:: Dataset entries ::
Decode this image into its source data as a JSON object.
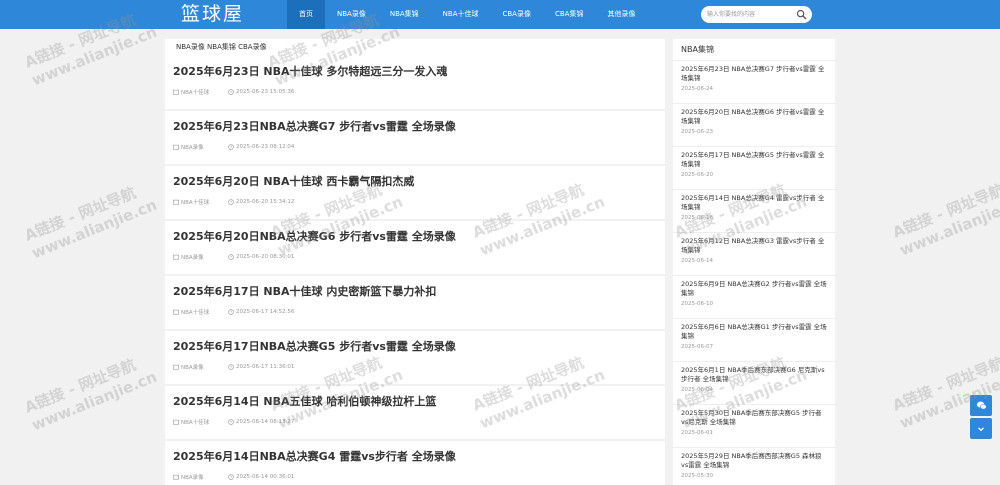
{
  "header": {
    "logo": "篮球屋",
    "nav": [
      "首页",
      "NBA录像",
      "NBA集锦",
      "NBA十佳球",
      "CBA录像",
      "CBA集锦",
      "其他录像"
    ],
    "active_index": 0,
    "search_placeholder": "输入你要找的内容"
  },
  "breadcrumb": "NBA录像 NBA集锦 CBA录像",
  "articles": [
    {
      "title": "2025年6月23日 NBA十佳球 多尔特超远三分一发入魂",
      "category": "NBA十佳球",
      "time": "2025-06-23 15:05:36"
    },
    {
      "title": "2025年6月23日NBA总决赛G7 步行者vs雷霆 全场录像",
      "category": "NBA录像",
      "time": "2025-06-23 08:12:04"
    },
    {
      "title": "2025年6月20日 NBA十佳球 西卡霸气隔扣杰威",
      "category": "NBA十佳球",
      "time": "2025-06-20 15:34:12"
    },
    {
      "title": "2025年6月20日NBA总决赛G6 步行者vs雷霆 全场录像",
      "category": "NBA录像",
      "time": "2025-06-20 08:30:01"
    },
    {
      "title": "2025年6月17日 NBA十佳球 内史密斯篮下暴力补扣",
      "category": "NBA十佳球",
      "time": "2025-06-17 14:52:56"
    },
    {
      "title": "2025年6月17日NBA总决赛G5 步行者vs雷霆 全场录像",
      "category": "NBA录像",
      "time": "2025-06-17 11:36:01"
    },
    {
      "title": "2025年6月14日 NBA五佳球 哈利伯顿神级拉杆上篮",
      "category": "NBA十佳球",
      "time": "2025-06-14 08:13:27"
    },
    {
      "title": "2025年6月14日NBA总决赛G4 雷霆vs步行者 全场录像",
      "category": "NBA录像",
      "time": "2025-06-14 00:36:01"
    }
  ],
  "sidebar": {
    "title": "NBA集锦",
    "items": [
      {
        "title": "2025年6月23日 NBA总决赛G7 步行者vs雷霆 全场集锦",
        "date": "2025-06-24"
      },
      {
        "title": "2025年6月20日 NBA总决赛G6 步行者vs雷霆 全场集锦",
        "date": "2025-06-23"
      },
      {
        "title": "2025年6月17日 NBA总决赛G5 步行者vs雷霆 全场集锦",
        "date": "2025-06-20"
      },
      {
        "title": "2025年6月14日 NBA总决赛G4 雷霆vs步行者 全场集锦",
        "date": "2025-06-16"
      },
      {
        "title": "2025年6月12日 NBA总决赛G3 雷霆vs步行者 全场集锦",
        "date": "2025-06-14"
      },
      {
        "title": "2025年6月9日 NBA总决赛G2 步行者vs雷霆 全场集锦",
        "date": "2025-06-10"
      },
      {
        "title": "2025年6月6日 NBA总决赛G1 步行者vs雷霆 全场集锦",
        "date": "2025-06-07"
      },
      {
        "title": "2025年6月1日 NBA季后赛东部决赛G6 尼克斯vs步行者 全场集锦",
        "date": "2025-06-04"
      },
      {
        "title": "2025年5月30日 NBA季后赛东部决赛G5 步行者vs尼克斯 全场集锦",
        "date": "2025-06-01"
      },
      {
        "title": "2025年5月29日 NBA季后赛西部决赛G5 森林狼vs雷霆 全场集锦",
        "date": "2025-05-30"
      }
    ]
  },
  "watermark": {
    "line1": "A链接 - 网址导航",
    "line2": "www.alianjie.cn"
  },
  "colors": {
    "header": "#2e87d8",
    "nav_active": "#1c6fbb",
    "background": "#f1f1f1"
  }
}
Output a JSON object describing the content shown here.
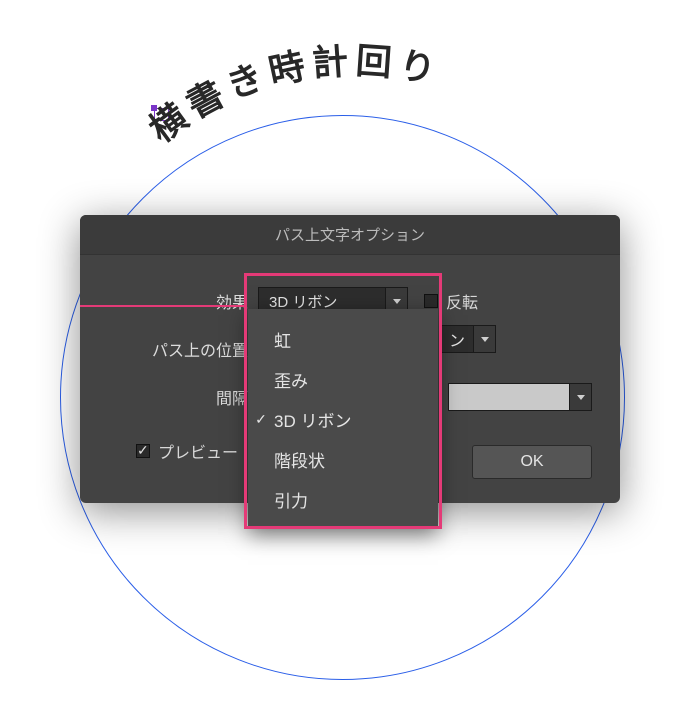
{
  "canvas": {
    "path_text": "横書き時計回り"
  },
  "dialog": {
    "title": "パス上文字オプション",
    "rows": {
      "effect_label": "効果",
      "effect_value": "3D リボン",
      "flip_label": "反転",
      "position_label": "パス上の位置",
      "position_value_tail": "ン",
      "spacing_label": "間隔"
    },
    "dropdown_options": {
      "opt0": "虹",
      "opt1": "歪み",
      "opt2": "3D リボン",
      "opt3": "階段状",
      "opt4": "引力"
    },
    "dropdown_selected_index": 2,
    "preview_label": "プレビュー",
    "preview_checked": true,
    "ok_label": "OK"
  }
}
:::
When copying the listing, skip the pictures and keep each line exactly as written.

Decode this image into its source data as a JSON object.
{
  "header": {
    "logo": "篮球屋",
    "nav": [
      "首页",
      "NBA录像",
      "NBA集锦",
      "NBA十佳球",
      "CBA录像",
      "CBA集锦",
      "其他录像"
    ],
    "active_index": 0,
    "search_placeholder": "输入你要找的内容"
  },
  "breadcrumb": "NBA录像 NBA集锦 CBA录像",
  "articles": [
    {
      "title": "2025年6月23日 NBA十佳球 多尔特超远三分一发入魂",
      "category": "NBA十佳球",
      "time": "2025-06-23 15:05:36"
    },
    {
      "title": "2025年6月23日NBA总决赛G7 步行者vs雷霆 全场录像",
      "category": "NBA录像",
      "time": "2025-06-23 08:12:04"
    },
    {
      "title": "2025年6月20日 NBA十佳球 西卡霸气隔扣杰威",
      "category": "NBA十佳球",
      "time": "2025-06-20 15:34:12"
    },
    {
      "title": "2025年6月20日NBA总决赛G6 步行者vs雷霆 全场录像",
      "category": "NBA录像",
      "time": "2025-06-20 08:30:01"
    },
    {
      "title": "2025年6月17日 NBA十佳球 内史密斯篮下暴力补扣",
      "category": "NBA十佳球",
      "time": "2025-06-17 14:52:56"
    },
    {
      "title": "2025年6月17日NBA总决赛G5 步行者vs雷霆 全场录像",
      "category": "NBA录像",
      "time": "2025-06-17 11:36:01"
    },
    {
      "title": "2025年6月14日 NBA五佳球 哈利伯顿神级拉杆上篮",
      "category": "NBA十佳球",
      "time": "2025-06-14 08:13:27"
    },
    {
      "title": "2025年6月14日NBA总决赛G4 雷霆vs步行者 全场录像",
      "category": "NBA录像",
      "time": "2025-06-14 00:36:01"
    }
  ],
  "sidebar": {
    "title": "NBA集锦",
    "items": [
      {
        "title": "2025年6月23日 NBA总决赛G7 步行者vs雷霆 全场集锦",
        "date": "2025-06-24"
      },
      {
        "title": "2025年6月20日 NBA总决赛G6 步行者vs雷霆 全场集锦",
        "date": "2025-06-23"
      },
      {
        "title": "2025年6月17日 NBA总决赛G5 步行者vs雷霆 全场集锦",
        "date": "2025-06-20"
      },
      {
        "title": "2025年6月14日 NBA总决赛G4 雷霆vs步行者 全场集锦",
        "date": "2025-06-16"
      },
      {
        "title": "2025年6月12日 NBA总决赛G3 雷霆vs步行者 全场集锦",
        "date": "2025-06-14"
      },
      {
        "title": "2025年6月9日 NBA总决赛G2 步行者vs雷霆 全场集锦",
        "date": "2025-06-10"
      },
      {
        "title": "2025年6月6日 NBA总决赛G1 步行者vs雷霆 全场集锦",
        "date": "2025-06-07"
      },
      {
        "title": "2025年6月1日 NBA季后赛东部决赛G6 尼克斯vs步行者 全场集锦",
        "date": "2025-06-04"
      },
      {
        "title": "2025年5月30日 NBA季后赛东部决赛G5 步行者vs尼克斯 全场集锦",
        "date": "2025-06-01"
      },
      {
        "title": "2025年5月29日 NBA季后赛西部决赛G5 森林狼vs雷霆 全场集锦",
        "date": "2025-05-30"
      }
    ]
  },
  "watermark": {
    "line1": "A链接 - 网址导航",
    "line2": "www.alianjie.cn"
  },
  "colors": {
    "header": "#2e87d8",
    "nav_active": "#1c6fbb",
    "background": "#f1f1f1"
  }
}
Output a JSON object describing the content shown here.
{
  "canvas": {
    "path_text": "横書き時計回り"
  },
  "dialog": {
    "title": "パス上文字オプション",
    "rows": {
      "effect_label": "効果",
      "effect_value": "3D リボン",
      "flip_label": "反転",
      "position_label": "パス上の位置",
      "position_value_tail": "ン",
      "spacing_label": "間隔"
    },
    "dropdown_options": {
      "opt0": "虹",
      "opt1": "歪み",
      "opt2": "3D リボン",
      "opt3": "階段状",
      "opt4": "引力"
    },
    "dropdown_selected_index": 2,
    "preview_label": "プレビュー",
    "preview_checked": true,
    "ok_label": "OK"
  }
}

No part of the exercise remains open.